In addition, putting aside the issue of the justiciability in cases generally of the adequacy of a report under Section 613, we have in this case a fact which argues at the very least for the non-justiciability of the adequacy of the report in question in this particular case. In this particular case, the Speaker of the House, in a letter to the Department of the Army acknowledging receipt of the report in question here, expressly referred to it as the full report which Section 613 requires. Moreover, the report was subsequently accepted on the floor of the House.
Plaintiffs contend we should give no or little weight to the Speaker's letter and the floor acceptance of the report, since plaintiffs contend these actions were done with no true evaluation of whether the report complied with Section 613. It hardly stands, however for a court to attempt to decide whether to attribute to some action of Congress or a Congressional leader a meaning other than the meaning the action objectively conveys. If we were to reach the merits of the sufficiency under Section 613 of defendants' report in this case, the above described letter of the Speaker and the floor acceptance by the House might dictate strongly in favor of finding the report adequate. Since we do not reach this issue, suffice it to say that these actions by the Speaker and the House dictate strongly in favor of our conclusion that a court could face only great difficulty in attempting to decide the adequacy under Section 613 of a report in any particular case, and that this degree of difficulty could render such issue of a report's adequacy non-justiciable.

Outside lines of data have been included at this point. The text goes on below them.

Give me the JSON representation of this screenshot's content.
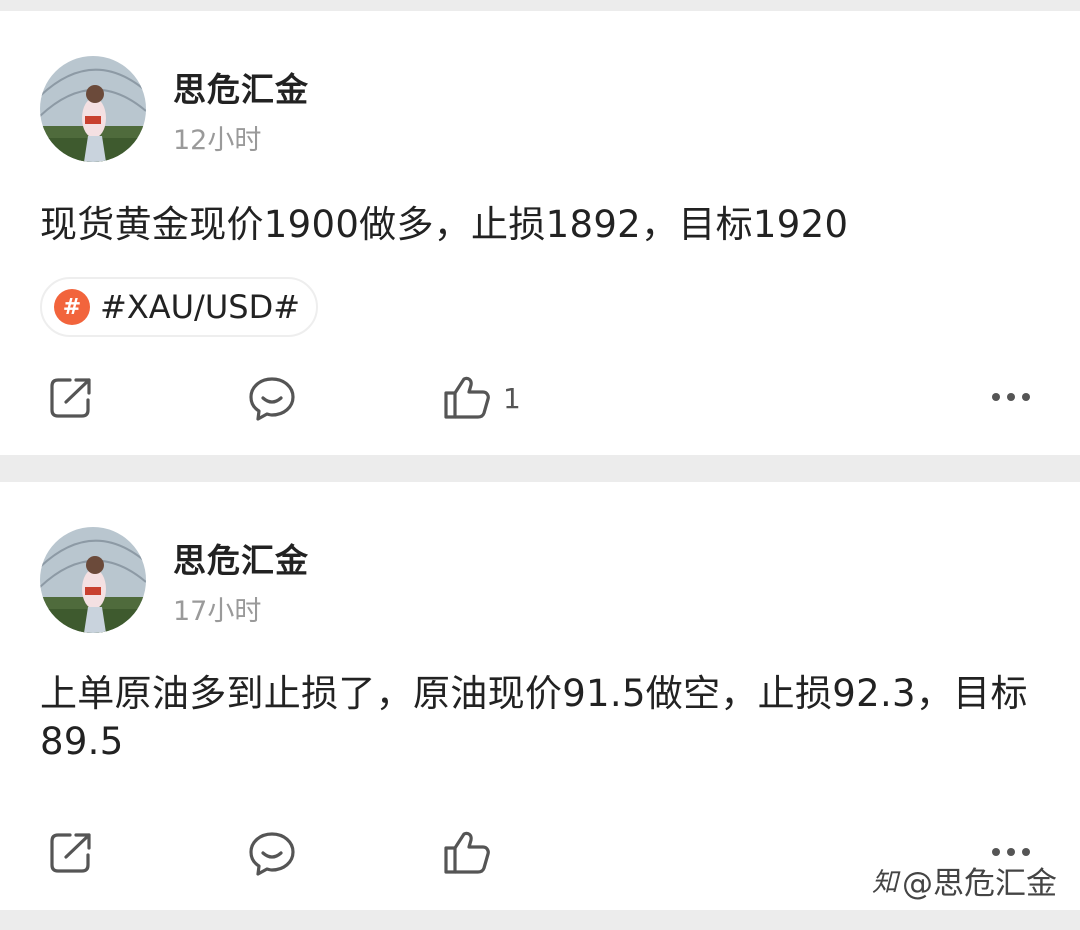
{
  "posts": [
    {
      "author": "思危汇金",
      "time": "12小时",
      "content": "现货黄金现价1900做多，止损1892，目标1920",
      "tag": "#XAU/USD#",
      "tag_icon": "#",
      "likes": "1"
    },
    {
      "author": "思危汇金",
      "time": "17小时",
      "content": "上单原油多到止损了，原油现价91.5做空，止损92.3，目标89.5"
    }
  ],
  "watermark": {
    "logo": "知",
    "text": "@思危汇金"
  },
  "icons": {
    "share": "share-icon",
    "comment": "comment-icon",
    "like": "thumbs-up-icon",
    "more": "more-dots-icon"
  }
}
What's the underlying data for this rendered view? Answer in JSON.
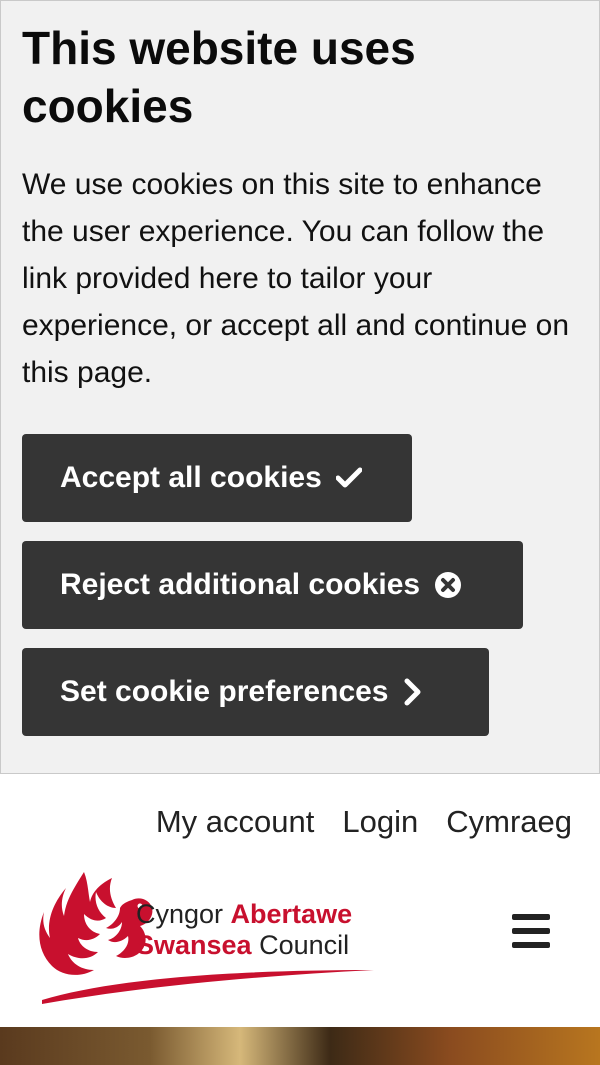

In reaching our decisions about Congressional intent as to Section 613 and the justiciability of that section, we would add that we have not failed to consider the temporary restraining order issued by Judge Pettine of the United States District Court for the District of Rhode Island in a case similar to this. National Association of Government Employees, Inc., et al v. Elliot L. Richardson, et al (June 12, 1973). Judge Pettine expressly stated in his opinion accompanying that order that the case presented issues of a highly complex nature, and that he entered the temporary restraining order only so as to preserve the status quo for the moment. Judge Pettine's order thus not only did not expressly deal with the issues we have treated in our opinion, but also can not be read to imply a conclusion on these issues different than those which we have reached.
Accordingly, for the reasons stated above, we must deny plaintiffs' request for an injunction and for declaratory relief.